- 9am – 5pm Monday, November 24th
And if Fred doesn’t see the credits by then we will come back Monday night sometime (he has another podcast tomorrow night) and wrap it up. Stay tuned here for all the info. You can check out our twitch channel at twitch.tv/gh101.
Please Note: Due to the nature of the content in Conker’s Bad Fur Day and the language potentially used in commentary, you will be required to accept a mature content gate to access the stream. This is purely to prevent visitors from unwanted vulgarity. Thank you.
For those of you gearing up for this week’s Gaming History 101 shmup game club, we’ve got the Radiant Silvergun campaign through to completion on a video here. Don’t expect the best playing in the world, I’m okay but I’m no match for the one-lifers who take this game on. It was more like 50 lives in my case, but nonetheless, I managed to complete the game despite some self destructing bosses.
Fred tackles one of the hardest NES titles of all time: Ghosts’N Goblins.
WARNING: Due to the difficulty and nature of this challenge, there is explicit language, viewer discretion is advised.
Instruction Manual: Not necessary – Link
Played it as a child? No
Value: $3.65 (used), ???? (new) (pricecharting.com)
Other Releases: Yes – as Muero! TwinBee in Japan on the Famicom Disc System and Famicom (cart version)

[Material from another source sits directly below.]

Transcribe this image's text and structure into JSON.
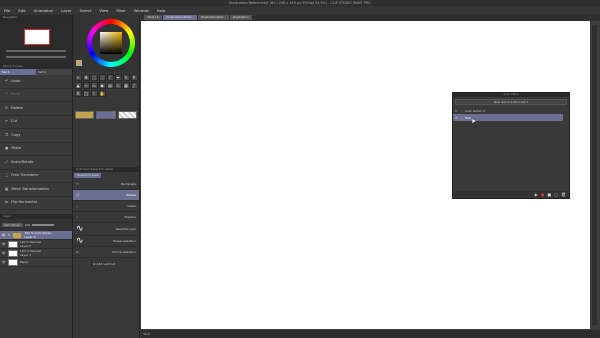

Digital Release? Yes – Virtual Console for Wii (Japan only)
Below is the completion of the hybrid horizontal/vertical shmup Stinger, better known in Japan as Muero! TwinBee due to the fact that it is a sequel to the original TwinBee set 100 years after the events of the original. Since we did not get TwinBee in this country, the title was changed to Stinger and a different back story was given, the title belonging to the given name of the ship you pilot. It’s clearly a TwinBee title, though, with the distinctive bells that you juggle to gather power-ups and point bonuses. Other interesting differences between the American and Japanese version were multiple difficulty settings, selectable as medium or hard in Japan and eventually an easy option was added for the Famicom cart release. In America we only received one default difficulty (medium) but the game immediately starts over upon completion on the hard difficulty, easy does not exist in the US version. This title was intended to support up to three players and in Japan the cartridge had an extra controller port for the third player. Since carts loaded out of the top on the Famicom this was possible, however at this point there was only a side load for NES carts and thus the game was forced into a two player only mode. If you had the optional accessory, the four score, which added four more port to the console, Stinger would still only support two players. In the video below I complete the entire game although I do not replay the harder difficulty as it does not give more content or a different ending.